I typed in something along the lines of “beginner’s piano lessons” and found what looked like a good starting place.
But then advertising got me! The pre-roll ad on this video, was an ad for an online piano course on Udemy.
I clicked over and liked what I saw. I shelled out the $29 for the 10-hour video course. After all, it had 4.7 stars with 9418 ratings, so the proof, in addition to the offer, was strong.
(I’ll keep in mind the targeting to the offer, as I plan to start doing Youtube advertising for my businesses soon!)
Although Youtube is a great place to start, there are downsides. Learning from my experience in drawing, Youtube got me going, but it wasn’t very structured. Some channels had a few tutorials in a series, but nothing was very long, nor detailed. I think part of what may have led me to ceasing practicing drawing as much was the lack of structure.
Now, as of writing this, I’m 38 lessons into the course…of 362.
And I’m having a great time. I’m not good by any stretch of the imagination, but I can play a few simple songs. The other night I played a simple tune while my nieces danced around to it.
We’re often told about the 10,000 hour rule. If you want to become an expert in something it takes 10 years or 10,000 hours of practice to do so. But this is expert level. Even world-class in many fields.
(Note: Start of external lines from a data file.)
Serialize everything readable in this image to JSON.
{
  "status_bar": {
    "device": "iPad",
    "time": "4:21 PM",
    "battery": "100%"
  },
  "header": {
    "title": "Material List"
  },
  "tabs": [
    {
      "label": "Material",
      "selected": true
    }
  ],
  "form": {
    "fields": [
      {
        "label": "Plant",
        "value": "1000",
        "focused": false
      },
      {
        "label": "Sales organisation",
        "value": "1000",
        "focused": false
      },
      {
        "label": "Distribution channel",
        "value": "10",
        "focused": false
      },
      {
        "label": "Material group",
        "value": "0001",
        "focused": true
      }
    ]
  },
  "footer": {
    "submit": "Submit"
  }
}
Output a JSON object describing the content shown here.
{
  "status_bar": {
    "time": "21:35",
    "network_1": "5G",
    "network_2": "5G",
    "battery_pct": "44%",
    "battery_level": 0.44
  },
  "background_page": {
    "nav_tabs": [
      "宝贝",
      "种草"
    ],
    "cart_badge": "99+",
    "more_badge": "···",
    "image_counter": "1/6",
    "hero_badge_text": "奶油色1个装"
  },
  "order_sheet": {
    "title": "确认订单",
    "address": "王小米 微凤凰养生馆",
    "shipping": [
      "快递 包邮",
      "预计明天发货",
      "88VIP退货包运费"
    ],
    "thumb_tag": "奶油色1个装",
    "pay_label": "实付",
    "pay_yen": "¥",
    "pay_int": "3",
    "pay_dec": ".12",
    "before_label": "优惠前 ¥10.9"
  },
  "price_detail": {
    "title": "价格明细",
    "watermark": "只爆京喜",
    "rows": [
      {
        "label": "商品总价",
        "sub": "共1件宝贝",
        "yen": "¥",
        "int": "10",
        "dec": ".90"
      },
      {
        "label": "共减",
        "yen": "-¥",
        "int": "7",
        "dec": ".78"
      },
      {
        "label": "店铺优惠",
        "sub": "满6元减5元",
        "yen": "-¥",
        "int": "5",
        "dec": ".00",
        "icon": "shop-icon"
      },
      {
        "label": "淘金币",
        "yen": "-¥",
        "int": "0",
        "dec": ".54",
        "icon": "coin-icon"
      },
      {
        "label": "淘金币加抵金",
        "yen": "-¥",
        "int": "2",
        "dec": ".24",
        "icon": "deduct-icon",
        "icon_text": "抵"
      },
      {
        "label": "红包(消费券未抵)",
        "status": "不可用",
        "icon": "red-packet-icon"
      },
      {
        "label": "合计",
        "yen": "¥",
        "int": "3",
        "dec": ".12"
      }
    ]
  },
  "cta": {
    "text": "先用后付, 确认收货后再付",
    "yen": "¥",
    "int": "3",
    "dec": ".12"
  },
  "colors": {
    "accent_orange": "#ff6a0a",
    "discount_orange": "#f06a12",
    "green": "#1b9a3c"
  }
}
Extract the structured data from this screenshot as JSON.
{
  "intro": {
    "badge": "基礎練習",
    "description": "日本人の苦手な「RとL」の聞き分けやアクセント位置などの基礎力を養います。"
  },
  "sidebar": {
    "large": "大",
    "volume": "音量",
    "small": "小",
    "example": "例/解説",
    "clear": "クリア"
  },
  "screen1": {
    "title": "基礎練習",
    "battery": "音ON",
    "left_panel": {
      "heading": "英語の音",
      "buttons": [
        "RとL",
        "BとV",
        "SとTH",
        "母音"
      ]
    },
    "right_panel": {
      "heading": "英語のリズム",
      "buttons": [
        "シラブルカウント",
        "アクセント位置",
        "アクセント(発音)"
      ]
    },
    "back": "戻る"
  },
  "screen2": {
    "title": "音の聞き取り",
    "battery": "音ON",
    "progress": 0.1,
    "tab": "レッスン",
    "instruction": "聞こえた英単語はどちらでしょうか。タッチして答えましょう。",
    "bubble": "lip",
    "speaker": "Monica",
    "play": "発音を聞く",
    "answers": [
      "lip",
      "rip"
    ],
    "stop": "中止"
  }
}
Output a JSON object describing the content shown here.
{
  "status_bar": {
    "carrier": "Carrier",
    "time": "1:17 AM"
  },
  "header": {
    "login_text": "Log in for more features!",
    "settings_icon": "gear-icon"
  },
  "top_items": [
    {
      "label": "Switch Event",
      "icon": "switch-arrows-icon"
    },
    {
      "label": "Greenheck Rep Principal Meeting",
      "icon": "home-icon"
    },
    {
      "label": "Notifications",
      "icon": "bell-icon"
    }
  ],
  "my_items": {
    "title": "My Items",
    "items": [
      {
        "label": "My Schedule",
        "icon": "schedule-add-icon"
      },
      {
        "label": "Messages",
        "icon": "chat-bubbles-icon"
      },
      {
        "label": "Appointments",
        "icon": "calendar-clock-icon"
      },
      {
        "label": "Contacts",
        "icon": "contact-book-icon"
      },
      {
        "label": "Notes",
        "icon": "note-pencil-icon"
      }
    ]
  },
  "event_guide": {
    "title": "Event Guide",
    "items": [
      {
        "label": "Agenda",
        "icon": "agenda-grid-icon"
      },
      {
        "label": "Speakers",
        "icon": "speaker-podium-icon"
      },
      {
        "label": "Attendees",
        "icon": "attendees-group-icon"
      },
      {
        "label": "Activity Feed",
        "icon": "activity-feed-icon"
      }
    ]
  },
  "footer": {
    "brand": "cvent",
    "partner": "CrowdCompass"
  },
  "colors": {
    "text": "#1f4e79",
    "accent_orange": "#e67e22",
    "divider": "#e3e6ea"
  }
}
What most people aren’t aware of is the 10 hour rule.
To get okay at something it takes about 10 hours.
There is a huge difference in those numbers. Think about it this way. Most people across the world have never played the piano. They’ve just never tried. So with just a tiny bit of practice, you would be capable of doing more than those that have never done any.
Actually I don’t even know if I’ve totaled 10 hours of practice yet! Probably close to that number. But I’ve already been playing for others.
I wrote about this in my book, Practicing Strength and Movement. Although that is about applying the skills of practice to strength and movement as the title says, so much of that material applies to any skill in general.
If you practice at practicing things, you can gain any skill much faster. That’s why I talk about practicing as a meta-skill. It can be applied to any individual thing you desire.
Habits are another meta-skill worth cultivating that I’ve written about before. (And have a draft of habits book sitting on my desktop too. Need to finish that up.)
What’s more is as I’m progressing, because the skill is being built quickly as with every lesson I learn something new, I’m having lots of fun.
I appreciate how quickly I can start to get into the flow of playing some simple chords and rhythms.
When I first started, I was writing it on my to-do list as something I wanted to get done. Now, I’ve quickly developed the habit. Further, because I enjoy it, it doesn’t take any motivation to do so. I’m finding myself playing a few times throughout the day, and the amount of time I practice increasing. It probably won’t be long til I’ve logged my first 100 hours of practice.
Maybe at that point, I’ll share some of my playing with you.
So many people get trapped into the thinking of “talent” or “old dogs can’t learn new tricks.” These are both damning mindsets that will keep you from experiencing new things or ever accomplishing anything worthwhile.
What new skill would you like to learn?